Twentieth Century Fox loses it’s renowned chief today, Tom Rothman.
Rothman, who has shepherded such blockbuster franchises as the “Night at the Museum” and “Alvin and the Chipmunks” series, as well as recent efforts in the “Die Hard” series, has announced that he’ll be resigning from his post effective January.
Rothman, 57, was the chief of the studio for 18 years. Jim Gianopulos, currently Rothman’s partner at the studio, will take over for the departing CEO.
Interestingly, it was Gianopulos who championed James Cameron blockbusters “Avatar” and “Titanic”, while Rothman wasn’t that keen. Rothman, now a big champion for superhero movies, was also the guy that wasn’t so keen on bringing “X-Men” to cinemas, a film that would later became quite the cash-cow for the studio.
Rothman’s resignation letter was forwarded on to us; it reads :
My Dear Friends,
I have decided that, after more than 18 years — the bulk of my adult working life — I am resigning as Chairman and CEO of Fox Filmed Entertainment, effective January 1, 2013. During my time at Fox, thanks to you, we have together accomplished more than I ever imagined possible, from the founding and nurturing of Searchlight, to overseeing the two biggest films in box office history, to consistently ranking at the top among studio profitability year in and year out (including our most recent strong fiscal year), and, most of all, making dozens of exceptional films that I believe will stand the test of time. I’m proud as hell of that run. But I’ve done the same thing, at the same place, for a long time (indeed, in the 75 year history of our studio, no one has supervised movies for longer except Darryl Zanuck himself). I do need some new challenges and to write a new chapter.

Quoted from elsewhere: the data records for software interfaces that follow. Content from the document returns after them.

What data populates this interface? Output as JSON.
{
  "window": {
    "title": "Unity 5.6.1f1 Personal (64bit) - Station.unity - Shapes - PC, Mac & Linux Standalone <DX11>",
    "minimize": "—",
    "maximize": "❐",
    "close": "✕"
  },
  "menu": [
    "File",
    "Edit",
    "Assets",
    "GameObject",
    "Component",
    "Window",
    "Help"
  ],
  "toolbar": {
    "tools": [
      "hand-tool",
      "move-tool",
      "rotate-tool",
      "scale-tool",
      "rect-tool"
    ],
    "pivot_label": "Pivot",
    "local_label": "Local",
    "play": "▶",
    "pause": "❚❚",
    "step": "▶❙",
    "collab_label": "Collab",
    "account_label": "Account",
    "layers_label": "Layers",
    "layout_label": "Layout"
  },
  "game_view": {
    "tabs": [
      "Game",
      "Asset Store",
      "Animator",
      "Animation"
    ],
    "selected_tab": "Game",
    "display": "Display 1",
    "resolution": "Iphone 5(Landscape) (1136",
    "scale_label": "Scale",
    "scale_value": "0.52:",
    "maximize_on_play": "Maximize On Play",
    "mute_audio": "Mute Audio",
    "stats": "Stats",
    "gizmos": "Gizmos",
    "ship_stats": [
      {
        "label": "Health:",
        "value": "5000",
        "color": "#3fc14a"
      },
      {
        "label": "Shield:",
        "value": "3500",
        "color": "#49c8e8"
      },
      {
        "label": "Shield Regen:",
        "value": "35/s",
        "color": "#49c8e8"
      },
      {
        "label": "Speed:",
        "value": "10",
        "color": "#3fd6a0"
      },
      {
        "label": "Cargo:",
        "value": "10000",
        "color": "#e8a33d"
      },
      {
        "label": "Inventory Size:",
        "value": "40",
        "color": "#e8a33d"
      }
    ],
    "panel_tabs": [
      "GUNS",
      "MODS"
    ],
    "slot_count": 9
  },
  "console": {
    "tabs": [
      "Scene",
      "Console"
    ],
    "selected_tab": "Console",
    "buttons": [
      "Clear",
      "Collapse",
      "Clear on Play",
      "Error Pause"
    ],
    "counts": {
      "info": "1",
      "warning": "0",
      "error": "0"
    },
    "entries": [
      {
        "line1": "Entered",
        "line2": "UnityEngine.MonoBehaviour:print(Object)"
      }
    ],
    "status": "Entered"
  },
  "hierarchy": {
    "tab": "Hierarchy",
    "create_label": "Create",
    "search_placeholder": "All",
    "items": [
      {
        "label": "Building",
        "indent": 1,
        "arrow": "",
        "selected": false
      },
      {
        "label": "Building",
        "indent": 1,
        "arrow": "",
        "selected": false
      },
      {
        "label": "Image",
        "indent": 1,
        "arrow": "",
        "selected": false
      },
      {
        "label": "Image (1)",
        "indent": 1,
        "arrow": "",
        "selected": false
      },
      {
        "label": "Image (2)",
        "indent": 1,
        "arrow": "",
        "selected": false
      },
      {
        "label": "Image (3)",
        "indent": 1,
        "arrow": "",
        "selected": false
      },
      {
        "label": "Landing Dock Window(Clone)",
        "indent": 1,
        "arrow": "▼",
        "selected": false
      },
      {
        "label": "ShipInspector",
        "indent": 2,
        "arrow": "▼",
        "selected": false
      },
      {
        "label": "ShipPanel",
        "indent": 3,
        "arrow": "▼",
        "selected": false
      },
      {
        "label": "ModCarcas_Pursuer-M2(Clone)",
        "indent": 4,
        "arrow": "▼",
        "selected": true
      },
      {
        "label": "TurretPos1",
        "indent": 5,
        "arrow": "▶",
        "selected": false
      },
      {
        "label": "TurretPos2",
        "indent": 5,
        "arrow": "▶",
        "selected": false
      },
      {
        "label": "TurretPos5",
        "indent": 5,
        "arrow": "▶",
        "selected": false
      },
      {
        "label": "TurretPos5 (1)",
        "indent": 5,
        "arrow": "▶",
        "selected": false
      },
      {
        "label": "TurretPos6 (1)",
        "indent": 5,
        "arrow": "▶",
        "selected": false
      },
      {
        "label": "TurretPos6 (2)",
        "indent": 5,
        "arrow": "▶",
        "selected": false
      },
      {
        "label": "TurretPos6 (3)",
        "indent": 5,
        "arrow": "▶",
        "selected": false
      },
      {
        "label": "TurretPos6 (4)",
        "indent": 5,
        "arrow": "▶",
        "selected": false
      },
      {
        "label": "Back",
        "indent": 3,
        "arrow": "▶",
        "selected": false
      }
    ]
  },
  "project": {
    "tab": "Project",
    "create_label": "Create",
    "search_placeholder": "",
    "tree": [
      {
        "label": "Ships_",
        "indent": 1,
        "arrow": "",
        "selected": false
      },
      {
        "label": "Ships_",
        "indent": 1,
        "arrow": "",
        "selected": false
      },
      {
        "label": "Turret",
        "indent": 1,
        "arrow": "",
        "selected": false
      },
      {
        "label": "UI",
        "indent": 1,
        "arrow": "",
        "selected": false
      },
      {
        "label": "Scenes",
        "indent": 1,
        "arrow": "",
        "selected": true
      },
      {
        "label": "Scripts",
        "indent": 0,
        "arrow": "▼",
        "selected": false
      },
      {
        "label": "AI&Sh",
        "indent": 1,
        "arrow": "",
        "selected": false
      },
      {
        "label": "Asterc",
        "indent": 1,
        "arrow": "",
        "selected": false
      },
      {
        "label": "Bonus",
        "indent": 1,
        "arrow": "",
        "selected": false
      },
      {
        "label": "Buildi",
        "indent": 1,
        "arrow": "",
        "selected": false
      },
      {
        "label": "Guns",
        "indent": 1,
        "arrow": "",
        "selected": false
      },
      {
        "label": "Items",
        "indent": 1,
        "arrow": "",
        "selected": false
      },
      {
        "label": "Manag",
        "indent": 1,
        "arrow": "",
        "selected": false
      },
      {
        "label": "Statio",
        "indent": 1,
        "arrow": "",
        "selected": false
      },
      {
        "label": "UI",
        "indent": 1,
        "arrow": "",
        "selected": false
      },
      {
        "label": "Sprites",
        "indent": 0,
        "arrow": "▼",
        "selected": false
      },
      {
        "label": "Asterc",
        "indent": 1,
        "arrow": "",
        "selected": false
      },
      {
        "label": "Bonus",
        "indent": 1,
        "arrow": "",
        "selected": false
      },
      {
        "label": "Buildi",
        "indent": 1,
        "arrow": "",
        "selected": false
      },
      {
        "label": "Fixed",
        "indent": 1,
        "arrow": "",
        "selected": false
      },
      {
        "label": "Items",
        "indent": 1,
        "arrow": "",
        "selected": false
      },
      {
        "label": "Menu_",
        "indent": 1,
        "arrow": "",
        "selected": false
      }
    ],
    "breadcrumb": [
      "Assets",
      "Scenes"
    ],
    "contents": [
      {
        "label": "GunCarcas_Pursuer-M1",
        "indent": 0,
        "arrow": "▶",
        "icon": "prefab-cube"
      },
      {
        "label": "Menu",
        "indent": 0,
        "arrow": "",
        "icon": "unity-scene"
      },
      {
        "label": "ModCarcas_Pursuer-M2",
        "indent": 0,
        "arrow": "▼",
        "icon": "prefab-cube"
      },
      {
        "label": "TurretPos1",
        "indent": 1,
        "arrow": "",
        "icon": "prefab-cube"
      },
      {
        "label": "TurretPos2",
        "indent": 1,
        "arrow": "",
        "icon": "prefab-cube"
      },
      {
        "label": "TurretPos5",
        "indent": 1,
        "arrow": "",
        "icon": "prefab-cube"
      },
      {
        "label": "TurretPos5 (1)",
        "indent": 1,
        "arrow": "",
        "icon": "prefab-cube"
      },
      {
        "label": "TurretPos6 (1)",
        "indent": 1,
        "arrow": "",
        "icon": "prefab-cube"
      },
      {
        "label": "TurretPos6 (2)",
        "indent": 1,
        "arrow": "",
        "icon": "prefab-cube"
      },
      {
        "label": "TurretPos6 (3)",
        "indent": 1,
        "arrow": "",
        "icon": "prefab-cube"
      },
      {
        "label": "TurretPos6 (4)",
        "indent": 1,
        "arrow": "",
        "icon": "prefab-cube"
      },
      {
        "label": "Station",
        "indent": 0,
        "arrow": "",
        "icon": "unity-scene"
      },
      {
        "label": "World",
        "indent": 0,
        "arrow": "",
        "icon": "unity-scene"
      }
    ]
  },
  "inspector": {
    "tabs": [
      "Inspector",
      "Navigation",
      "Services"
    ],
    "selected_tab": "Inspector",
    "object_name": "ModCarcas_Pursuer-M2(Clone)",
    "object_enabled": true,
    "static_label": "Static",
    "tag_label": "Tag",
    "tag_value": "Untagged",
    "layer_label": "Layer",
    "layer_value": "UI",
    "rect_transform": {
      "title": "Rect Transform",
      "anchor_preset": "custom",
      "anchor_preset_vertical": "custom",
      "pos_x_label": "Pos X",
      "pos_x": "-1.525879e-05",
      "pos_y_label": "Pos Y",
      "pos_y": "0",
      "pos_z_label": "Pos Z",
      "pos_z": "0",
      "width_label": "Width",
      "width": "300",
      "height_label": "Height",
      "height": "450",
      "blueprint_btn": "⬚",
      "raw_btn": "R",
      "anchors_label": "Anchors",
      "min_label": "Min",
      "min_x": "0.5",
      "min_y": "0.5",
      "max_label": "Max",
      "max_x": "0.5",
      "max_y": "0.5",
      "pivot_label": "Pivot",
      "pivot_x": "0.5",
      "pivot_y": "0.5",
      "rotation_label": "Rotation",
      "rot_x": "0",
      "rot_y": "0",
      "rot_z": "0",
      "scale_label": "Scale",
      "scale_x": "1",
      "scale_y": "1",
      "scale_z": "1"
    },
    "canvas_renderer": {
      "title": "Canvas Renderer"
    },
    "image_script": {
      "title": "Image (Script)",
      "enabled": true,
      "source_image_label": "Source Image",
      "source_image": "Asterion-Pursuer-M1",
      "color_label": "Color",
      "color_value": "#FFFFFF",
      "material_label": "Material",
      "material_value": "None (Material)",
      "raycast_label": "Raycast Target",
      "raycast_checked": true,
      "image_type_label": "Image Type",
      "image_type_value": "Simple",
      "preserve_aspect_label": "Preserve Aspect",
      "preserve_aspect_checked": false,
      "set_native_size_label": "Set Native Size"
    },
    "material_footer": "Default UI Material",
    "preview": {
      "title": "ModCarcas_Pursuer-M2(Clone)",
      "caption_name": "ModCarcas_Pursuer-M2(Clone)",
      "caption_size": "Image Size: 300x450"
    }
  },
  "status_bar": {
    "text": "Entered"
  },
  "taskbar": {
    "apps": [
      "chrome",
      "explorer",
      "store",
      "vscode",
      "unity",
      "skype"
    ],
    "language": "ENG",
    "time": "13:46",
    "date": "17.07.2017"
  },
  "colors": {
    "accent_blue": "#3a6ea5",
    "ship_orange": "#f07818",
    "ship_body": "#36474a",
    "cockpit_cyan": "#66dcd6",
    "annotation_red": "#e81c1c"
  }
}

I love Fox and all of you and take comfort knowing that, although there is never a perfect time to leave, because the slate for the next several years is in awesome shape, this is at least a pretty good one. I know that Jim G. and all of you will continue our long tradition of winning ways, and I will be rooting hard for you. I will also be around until the end of the year to help with the transition and celebrate some of the hits we are about to have.
Finally, let me say, how eternally grateful I will always be for the privilege and the honor of having had this job, and above all else, working with you all — quite simply, the best, most talented, and the kindest colleagues in the world. If I can leave you with one thought, it’s this: for all these years, I have tried to do the job with, above all else, integrity. I think our company stands for doing what is right, even if that is not always easy, and for prizing honesty and forthrightness. I hope that you will carry that mission forward. As for me, a bunch of you guys know what the tattoo on my ankle says. It’s what I wish for us all: “Excelsior”!
With Love and Gratitude,
Some say it’s Rothman’s inability to spot a hit (he also passed on “Ted”, which became a big success for Universal), and quite a few flops of late – like “Abraham Lincoln : Vampire Hunter” and “The Watch” – under his charge, that may have pushed him to resign.
Rothman also wasn’t keen on Fox’s recent decision to distribute Dreamworks Animation releases (and it’s head, Jeffrey Katzenberg, apparently wasn’t so keen to work with him), despite “Ice Age 4” being one of Fox’s only true successes this Summer.
Some sources say Rothman has been eyeing off the top job at Universal, which angered Fox employees, and pushed him to jump ship.
Will Fox recover from Rothman’s exit? I think so – very easily. Look, as unpopular and pompous as many saw Rothman, he also did a lot of good. He revived some franchises that were welcomed with open arms by the community, he pushed comic book movies, and he’s given us some terrific movies in recent times – like “Rise of the Planet of the Apes”, “X-Men : First Class” and, of course, the Oscar Winning epic “Titanic”.